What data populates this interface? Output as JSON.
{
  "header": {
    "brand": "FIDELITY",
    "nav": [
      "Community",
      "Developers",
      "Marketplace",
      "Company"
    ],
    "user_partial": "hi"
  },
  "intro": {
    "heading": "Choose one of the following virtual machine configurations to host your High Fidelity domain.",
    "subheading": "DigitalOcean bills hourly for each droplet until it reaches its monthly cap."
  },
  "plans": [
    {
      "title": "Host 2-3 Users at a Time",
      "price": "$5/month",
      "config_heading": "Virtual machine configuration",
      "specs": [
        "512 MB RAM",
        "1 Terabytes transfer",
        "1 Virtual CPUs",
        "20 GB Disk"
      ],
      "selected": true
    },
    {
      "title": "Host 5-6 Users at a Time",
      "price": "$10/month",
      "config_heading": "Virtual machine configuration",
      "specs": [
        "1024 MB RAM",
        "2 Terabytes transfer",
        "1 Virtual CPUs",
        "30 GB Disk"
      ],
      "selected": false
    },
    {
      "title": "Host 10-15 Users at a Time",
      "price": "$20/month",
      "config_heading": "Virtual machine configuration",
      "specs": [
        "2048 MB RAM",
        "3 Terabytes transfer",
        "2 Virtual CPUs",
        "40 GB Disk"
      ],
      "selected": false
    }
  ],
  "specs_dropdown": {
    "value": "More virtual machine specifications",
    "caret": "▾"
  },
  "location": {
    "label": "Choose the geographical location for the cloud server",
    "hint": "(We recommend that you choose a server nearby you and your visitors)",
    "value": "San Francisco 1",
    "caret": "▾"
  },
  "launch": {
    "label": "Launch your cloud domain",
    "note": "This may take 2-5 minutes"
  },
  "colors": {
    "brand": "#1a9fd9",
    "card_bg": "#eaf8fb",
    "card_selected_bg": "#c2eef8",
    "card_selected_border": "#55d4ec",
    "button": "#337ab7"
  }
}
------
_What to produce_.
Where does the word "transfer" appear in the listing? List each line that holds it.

_Task response_.
        "1 Terabytes transfer",
        "2 Terabytes transfer",
        "3 Terabytes transfer",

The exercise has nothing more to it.